Things To Consider Before Removing A Vehicle From Your Auto Insurance Policy Because You're Storing It For The Winter
If you own a vehicle that you put in storage throughout the winter, you might be wondering if you should remove the vehicle from your auto insurance policy once it's in storage. After all, it's reasonable to assume that if you aren't driving the vehicle, you won't need to maintain auto insurance for it. However, removing a vehicle from your insurance policy for several months isn't just as simple as calling your insurance company and having it deleted from your policy. Before you make any changes to the vehicle's insurance coverage, there are several different factors that you need to take into consideration.
Many states require owners to maintain at least a minimum amount of liability coverage on any vehicles that have a current registration. This means, to remove a stored vehicle from your auto insurance policy for the winter, you also have to relinquish the vehicle's registration for the season. When you discontinue liability coverage on a vehicle, insurance companies automatically report the policy change to the state's motor vehicle department. Many states require owners to submit proof of new insurance coverage any time they are notified that a currently registered vehicle has been removed from an insurance policy. If you can't provide proof of consistent coverage, you could be charged additional fees and, in some states, face license suspension. So, to determine whether or not it's beneficial to remove the vehicle from your insurance policy completely, you need to determine how much you're paying to insure the vehicle for the months that's it's in storage and compare that amount to how much it will cost you to re-register the vehicle once winter is over. It might be more cost effective to lower the amount of coverage on the vehicle than it is to remove it from your policy completely.
If you are storing a car that you're currently still paying off, the lienholder probably requires you to maintain specific coverage — most likely comprehensive and collision coverage. When you remove comprehensive and collision coverage from an insured vehicle, any lienholders listed for that vehicle are notified of the change.
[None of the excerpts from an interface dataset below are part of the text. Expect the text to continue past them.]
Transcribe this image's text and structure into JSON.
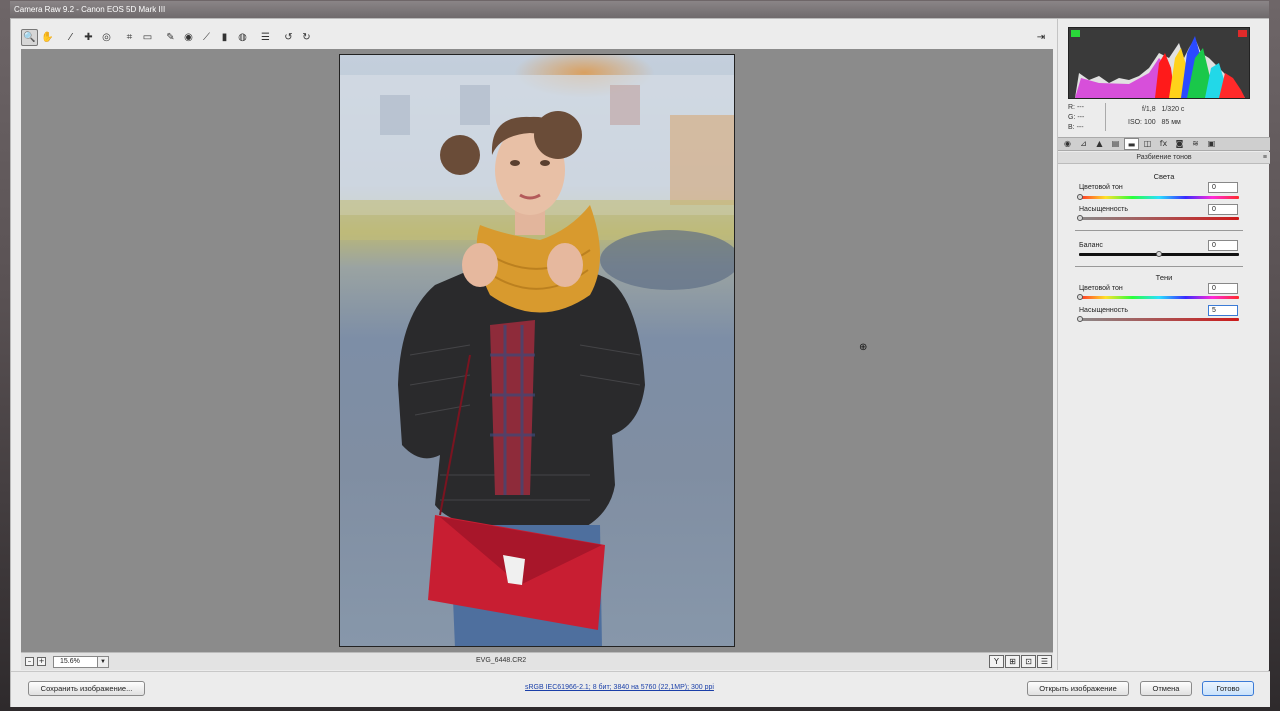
{
  "title": "Camera Raw 9.2  -  Canon EOS 5D Mark III",
  "toolbar": {
    "tools": [
      {
        "name": "zoom-tool",
        "glyph": "🔍",
        "active": true
      },
      {
        "name": "hand-tool",
        "glyph": "✋"
      },
      {
        "name": "white-balance-tool",
        "glyph": "⁄"
      },
      {
        "name": "color-sampler-tool",
        "glyph": "✚"
      },
      {
        "name": "targeted-adjustment-tool",
        "glyph": "◎"
      },
      {
        "name": "crop-tool",
        "glyph": "⌗"
      },
      {
        "name": "straighten-tool",
        "glyph": "▭"
      },
      {
        "name": "spot-removal-tool",
        "glyph": "✎"
      },
      {
        "name": "red-eye-removal-tool",
        "glyph": "◉"
      },
      {
        "name": "adjustment-brush-tool",
        "glyph": "⟋"
      },
      {
        "name": "graduated-filter-tool",
        "glyph": "▮"
      },
      {
        "name": "radial-filter-tool",
        "glyph": "◍"
      },
      {
        "name": "preferences-tool",
        "glyph": "☰"
      },
      {
        "name": "rotate-left-tool",
        "glyph": "↺"
      },
      {
        "name": "rotate-right-tool",
        "glyph": "↻"
      }
    ],
    "open_prefs_glyph": "⇥"
  },
  "status": {
    "zoom_value": "15.6%",
    "filename": "EVG_6448.CR2",
    "view_buttons": [
      "Y",
      "⊞",
      "⊡",
      "☰"
    ]
  },
  "panel": {
    "rgb": {
      "r_label": "R:",
      "r": "---",
      "g_label": "G:",
      "g": "---",
      "b_label": "B:",
      "b": "---"
    },
    "exif": {
      "aperture": "f/1,8",
      "shutter": "1/320 с",
      "iso": "ISO: 100",
      "focal": "85 мм"
    },
    "tabs": [
      "◉",
      "⊿",
      "▲",
      "▤",
      "▬",
      "◫",
      "fx",
      "◙",
      "≋",
      "▣"
    ],
    "section_title": "Разбиение тонов",
    "highlights": {
      "title": "Света",
      "hue_label": "Цветовой тон",
      "hue_value": "0",
      "sat_label": "Насыщенность",
      "sat_value": "0"
    },
    "balance": {
      "label": "Баланс",
      "value": "0"
    },
    "shadows": {
      "title": "Тени",
      "hue_label": "Цветовой тон",
      "hue_value": "0",
      "sat_label": "Насыщенность",
      "sat_value": "5"
    }
  },
  "buttons": {
    "save": "Сохранить изображение...",
    "workflow": "sRGB IEC61966-2.1; 8 бит; 3840 на 5760 (22,1MP); 300 ppi",
    "open": "Открыть изображение",
    "cancel": "Отмена",
    "done": "Готово"
  }
}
In many cases, if a lender receives notification that comprehensive and collision coverage have been removed from a vehicle that they have a financial interest in and the borrower cannot provide proof of new insurance, additional fees to insure the vehicle are added to the total loan amount. So, before making any coverage changes to a vehicle that you're still making payments on, you need to check the terms of your loan with the lender. If you can't remove the coverage completely, you can save money by increasing the deductible to the maximum amount allowed by the lender while the vehicle is in storage.
If you are storing a vehicle that you own outright and you've cancelled the vehicle's registration — or verified with your state's motor vehicle department that you can remove liability coverage temporarily without facing penalties — you still may not want to remove your auto insurance coverage completely. Some insurance companies allow vehicles that are in storage for specific periods of time to maintain comprehensive insurance only. This ensures your vehicle is covered in the event of damage that is beyond your control, such as theft, vandalism, or fire. This coverage isn't typically expensive, so it's an option that you should consider keeping any time you put a vehicle in storage.
Many people assume that removing a vehicle from their auto insurance policy while it's stored for the winter will save them money. However, that isn't always the case. Before making any changes to your policy, take the time to discuss all of your options with an auto insurance agent, such as those found at Able Insurance Agency.